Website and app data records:
□ □ □ □ □ □ □

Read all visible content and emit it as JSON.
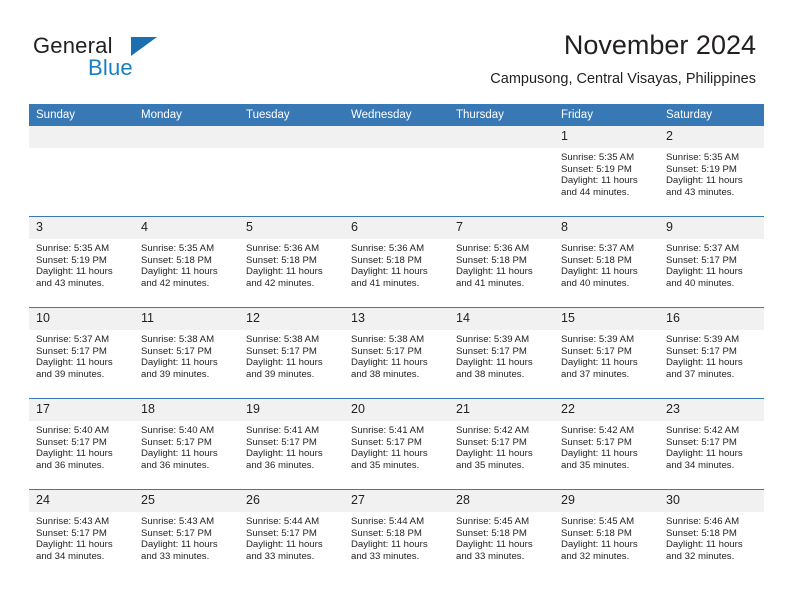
{
  "brand": {
    "word_one": "General",
    "word_two": "Blue",
    "logo_icon": "triangle-logo-icon",
    "accent_color": "#1a7fc1"
  },
  "header": {
    "month_title": "November 2024",
    "location": "Campusong, Central Visayas, Philippines"
  },
  "calendar": {
    "header_color": "#3878b5",
    "daynum_background": "#f1f1f1",
    "weekday_headers": [
      "Sunday",
      "Monday",
      "Tuesday",
      "Wednesday",
      "Thursday",
      "Friday",
      "Saturday"
    ],
    "labels": {
      "sunrise": "Sunrise:",
      "sunset": "Sunset:",
      "daylight": "Daylight:"
    },
    "weeks": [
      [
        {
          "day": "",
          "blank": true
        },
        {
          "day": "",
          "blank": true
        },
        {
          "day": "",
          "blank": true
        },
        {
          "day": "",
          "blank": true
        },
        {
          "day": "",
          "blank": true
        },
        {
          "day": "1",
          "sunrise": "Sunrise: 5:35 AM",
          "sunset": "Sunset: 5:19 PM",
          "daylight": "Daylight: 11 hours and 44 minutes."
        },
        {
          "day": "2",
          "sunrise": "Sunrise: 5:35 AM",
          "sunset": "Sunset: 5:19 PM",
          "daylight": "Daylight: 11 hours and 43 minutes."
        }
      ],
      [
        {
          "day": "3",
          "sunrise": "Sunrise: 5:35 AM",
          "sunset": "Sunset: 5:19 PM",
          "daylight": "Daylight: 11 hours and 43 minutes."
        },
        {
          "day": "4",
          "sunrise": "Sunrise: 5:35 AM",
          "sunset": "Sunset: 5:18 PM",
          "daylight": "Daylight: 11 hours and 42 minutes."
        },
        {
          "day": "5",
          "sunrise": "Sunrise: 5:36 AM",
          "sunset": "Sunset: 5:18 PM",
          "daylight": "Daylight: 11 hours and 42 minutes."
        },
        {
          "day": "6",
          "sunrise": "Sunrise: 5:36 AM",
          "sunset": "Sunset: 5:18 PM",
          "daylight": "Daylight: 11 hours and 41 minutes."
        },
        {
          "day": "7",
          "sunrise": "Sunrise: 5:36 AM",
          "sunset": "Sunset: 5:18 PM",
          "daylight": "Daylight: 11 hours and 41 minutes."
        },
        {
          "day": "8",
          "sunrise": "Sunrise: 5:37 AM",
          "sunset": "Sunset: 5:18 PM",
          "daylight": "Daylight: 11 hours and 40 minutes."
        },
        {
          "day": "9",
          "sunrise": "Sunrise: 5:37 AM",
          "sunset": "Sunset: 5:17 PM",
          "daylight": "Daylight: 11 hours and 40 minutes."
        }
      ],
      [
        {
          "day": "10",
          "sunrise": "Sunrise: 5:37 AM",
          "sunset": "Sunset: 5:17 PM",
          "daylight": "Daylight: 11 hours and 39 minutes."
        },
        {
          "day": "11",
          "sunrise": "Sunrise: 5:38 AM",
          "sunset": "Sunset: 5:17 PM",
          "daylight": "Daylight: 11 hours and 39 minutes."
        },
        {
          "day": "12",
          "sunrise": "Sunrise: 5:38 AM",
          "sunset": "Sunset: 5:17 PM",
          "daylight": "Daylight: 11 hours and 39 minutes."
        },
        {
          "day": "13",
          "sunrise": "Sunrise: 5:38 AM",
          "sunset": "Sunset: 5:17 PM",
          "daylight": "Daylight: 11 hours and 38 minutes."
        },
        {
          "day": "14",
          "sunrise": "Sunrise: 5:39 AM",
          "sunset": "Sunset: 5:17 PM",
          "daylight": "Daylight: 11 hours and 38 minutes."
        },
        {
          "day": "15",
          "sunrise": "Sunrise: 5:39 AM",
          "sunset": "Sunset: 5:17 PM",
          "daylight": "Daylight: 11 hours and 37 minutes."
        },
        {
          "day": "16",
          "sunrise": "Sunrise: 5:39 AM",
          "sunset": "Sunset: 5:17 PM",
          "daylight": "Daylight: 11 hours and 37 minutes."
        }
      ],
      [
        {
          "day": "17",
          "sunrise": "Sunrise: 5:40 AM",
          "sunset": "Sunset: 5:17 PM",
          "daylight": "Daylight: 11 hours and 36 minutes."
        },
        {
          "day": "18",
          "sunrise": "Sunrise: 5:40 AM",
          "sunset": "Sunset: 5:17 PM",
          "daylight": "Daylight: 11 hours and 36 minutes."
        },
        {
          "day": "19",
          "sunrise": "Sunrise: 5:41 AM",
          "sunset": "Sunset: 5:17 PM",
          "daylight": "Daylight: 11 hours and 36 minutes."
        },
        {
          "day": "20",
          "sunrise": "Sunrise: 5:41 AM",
          "sunset": "Sunset: 5:17 PM",
          "daylight": "Daylight: 11 hours and 35 minutes."
        },
        {
          "day": "21",
          "sunrise": "Sunrise: 5:42 AM",
          "sunset": "Sunset: 5:17 PM",
          "daylight": "Daylight: 11 hours and 35 minutes."
        },
        {
          "day": "22",
          "sunrise": "Sunrise: 5:42 AM",
          "sunset": "Sunset: 5:17 PM",
          "daylight": "Daylight: 11 hours and 35 minutes."
        },
        {
          "day": "23",
          "sunrise": "Sunrise: 5:42 AM",
          "sunset": "Sunset: 5:17 PM",
          "daylight": "Daylight: 11 hours and 34 minutes."
        }
      ],
      [
        {
          "day": "24",
          "sunrise": "Sunrise: 5:43 AM",
          "sunset": "Sunset: 5:17 PM",
          "daylight": "Daylight: 11 hours and 34 minutes."
        },
        {
          "day": "25",
          "sunrise": "Sunrise: 5:43 AM",
          "sunset": "Sunset: 5:17 PM",
          "daylight": "Daylight: 11 hours and 33 minutes."
        },
        {
          "day": "26",
          "sunrise": "Sunrise: 5:44 AM",
          "sunset": "Sunset: 5:17 PM",
          "daylight": "Daylight: 11 hours and 33 minutes."
        },
        {
          "day": "27",
          "sunrise": "Sunrise: 5:44 AM",
          "sunset": "Sunset: 5:18 PM",
          "daylight": "Daylight: 11 hours and 33 minutes."
        },
        {
          "day": "28",
          "sunrise": "Sunrise: 5:45 AM",
          "sunset": "Sunset: 5:18 PM",
          "daylight": "Daylight: 11 hours and 33 minutes."
        },
        {
          "day": "29",
          "sunrise": "Sunrise: 5:45 AM",
          "sunset": "Sunset: 5:18 PM",
          "daylight": "Daylight: 11 hours and 32 minutes."
        },
        {
          "day": "30",
          "sunrise": "Sunrise: 5:46 AM",
          "sunset": "Sunset: 5:18 PM",
          "daylight": "Daylight: 11 hours and 32 minutes."
        }
      ]
    ]
  }
}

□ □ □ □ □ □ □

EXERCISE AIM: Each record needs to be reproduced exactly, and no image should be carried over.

EXERCISE RESPONSE:
Read all visible content and emit it as JSON.
{
  "brand": {
    "word_one": "General",
    "word_two": "Blue",
    "logo_icon": "triangle-logo-icon",
    "accent_color": "#1a7fc1"
  },
  "header": {
    "month_title": "November 2024",
    "location": "Campusong, Central Visayas, Philippines"
  },
  "calendar": {
    "header_color": "#3878b5",
    "daynum_background": "#f1f1f1",
    "weekday_headers": [
      "Sunday",
      "Monday",
      "Tuesday",
      "Wednesday",
      "Thursday",
      "Friday",
      "Saturday"
    ],
    "labels": {
      "sunrise": "Sunrise:",
      "sunset": "Sunset:",
      "daylight": "Daylight:"
    },
    "weeks": [
      [
        {
          "day": "",
          "blank": true
        },
        {
          "day": "",
          "blank": true
        },
        {
          "day": "",
          "blank": true
        },
        {
          "day": "",
          "blank": true
        },
        {
          "day": "",
          "blank": true
        },
        {
          "day": "1",
          "sunrise": "Sunrise: 5:35 AM",
          "sunset": "Sunset: 5:19 PM",
          "daylight": "Daylight: 11 hours and 44 minutes."
        },
        {
          "day": "2",
          "sunrise": "Sunrise: 5:35 AM",
          "sunset": "Sunset: 5:19 PM",
          "daylight": "Daylight: 11 hours and 43 minutes."
        }
      ],
      [
        {
          "day": "3",
          "sunrise": "Sunrise: 5:35 AM",
          "sunset": "Sunset: 5:19 PM",
          "daylight": "Daylight: 11 hours and 43 minutes."
        },
        {
          "day": "4",
          "sunrise": "Sunrise: 5:35 AM",
          "sunset": "Sunset: 5:18 PM",
          "daylight": "Daylight: 11 hours and 42 minutes."
        },
        {
          "day": "5",
          "sunrise": "Sunrise: 5:36 AM",
          "sunset": "Sunset: 5:18 PM",
          "daylight": "Daylight: 11 hours and 42 minutes."
        },
        {
          "day": "6",
          "sunrise": "Sunrise: 5:36 AM",
          "sunset": "Sunset: 5:18 PM",
          "daylight": "Daylight: 11 hours and 41 minutes."
        },
        {
          "day": "7",
          "sunrise": "Sunrise: 5:36 AM",
          "sunset": "Sunset: 5:18 PM",
          "daylight": "Daylight: 11 hours and 41 minutes."
        },
        {
          "day": "8",
          "sunrise": "Sunrise: 5:37 AM",
          "sunset": "Sunset: 5:18 PM",
          "daylight": "Daylight: 11 hours and 40 minutes."
        },
        {
          "day": "9",
          "sunrise": "Sunrise: 5:37 AM",
          "sunset": "Sunset: 5:17 PM",
          "daylight": "Daylight: 11 hours and 40 minutes."
        }
      ],
      [
        {
          "day": "10",
          "sunrise": "Sunrise: 5:37 AM",
          "sunset": "Sunset: 5:17 PM",
          "daylight": "Daylight: 11 hours and 39 minutes."
        },
        {
          "day": "11",
          "sunrise": "Sunrise: 5:38 AM",
          "sunset": "Sunset: 5:17 PM",
          "daylight": "Daylight: 11 hours and 39 minutes."
        },
        {
          "day": "12",
          "sunrise": "Sunrise: 5:38 AM",
          "sunset": "Sunset: 5:17 PM",
          "daylight": "Daylight: 11 hours and 39 minutes."
        },
        {
          "day": "13",
          "sunrise": "Sunrise: 5:38 AM",
          "sunset": "Sunset: 5:17 PM",
          "daylight": "Daylight: 11 hours and 38 minutes."
        },
        {
          "day": "14",
          "sunrise": "Sunrise: 5:39 AM",
          "sunset": "Sunset: 5:17 PM",
          "daylight": "Daylight: 11 hours and 38 minutes."
        },
        {
          "day": "15",
          "sunrise": "Sunrise: 5:39 AM",
          "sunset": "Sunset: 5:17 PM",
          "daylight": "Daylight: 11 hours and 37 minutes."
        },
        {
          "day": "16",
          "sunrise": "Sunrise: 5:39 AM",
          "sunset": "Sunset: 5:17 PM",
          "daylight": "Daylight: 11 hours and 37 minutes."
        }
      ],
      [
        {
          "day": "17",
          "sunrise": "Sunrise: 5:40 AM",
          "sunset": "Sunset: 5:17 PM",
          "daylight": "Daylight: 11 hours and 36 minutes."
        },
        {
          "day": "18",
          "sunrise": "Sunrise: 5:40 AM",
          "sunset": "Sunset: 5:17 PM",
          "daylight": "Daylight: 11 hours and 36 minutes."
        },
        {
          "day": "19",
          "sunrise": "Sunrise: 5:41 AM",
          "sunset": "Sunset: 5:17 PM",
          "daylight": "Daylight: 11 hours and 36 minutes."
        },
        {
          "day": "20",
          "sunrise": "Sunrise: 5:41 AM",
          "sunset": "Sunset: 5:17 PM",
          "daylight": "Daylight: 11 hours and 35 minutes."
        },
        {
          "day": "21",
          "sunrise": "Sunrise: 5:42 AM",
          "sunset": "Sunset: 5:17 PM",
          "daylight": "Daylight: 11 hours and 35 minutes."
        },
        {
          "day": "22",
          "sunrise": "Sunrise: 5:42 AM",
          "sunset": "Sunset: 5:17 PM",
          "daylight": "Daylight: 11 hours and 35 minutes."
        },
        {
          "day": "23",
          "sunrise": "Sunrise: 5:42 AM",
          "sunset": "Sunset: 5:17 PM",
          "daylight": "Daylight: 11 hours and 34 minutes."
        }
      ],
      [
        {
          "day": "24",
          "sunrise": "Sunrise: 5:43 AM",
          "sunset": "Sunset: 5:17 PM",
          "daylight": "Daylight: 11 hours and 34 minutes."
        },
        {
          "day": "25",
          "sunrise": "Sunrise: 5:43 AM",
          "sunset": "Sunset: 5:17 PM",
          "daylight": "Daylight: 11 hours and 33 minutes."
        },
        {
          "day": "26",
          "sunrise": "Sunrise: 5:44 AM",
          "sunset": "Sunset: 5:17 PM",
          "daylight": "Daylight: 11 hours and 33 minutes."
        },
        {
          "day": "27",
          "sunrise": "Sunrise: 5:44 AM",
          "sunset": "Sunset: 5:18 PM",
          "daylight": "Daylight: 11 hours and 33 minutes."
        },
        {
          "day": "28",
          "sunrise": "Sunrise: 5:45 AM",
          "sunset": "Sunset: 5:18 PM",
          "daylight": "Daylight: 11 hours and 33 minutes."
        },
        {
          "day": "29",
          "sunrise": "Sunrise: 5:45 AM",
          "sunset": "Sunset: 5:18 PM",
          "daylight": "Daylight: 11 hours and 32 minutes."
        },
        {
          "day": "30",
          "sunrise": "Sunrise: 5:46 AM",
          "sunset": "Sunset: 5:18 PM",
          "daylight": "Daylight: 11 hours and 32 minutes."
        }
      ]
    ]
  }
}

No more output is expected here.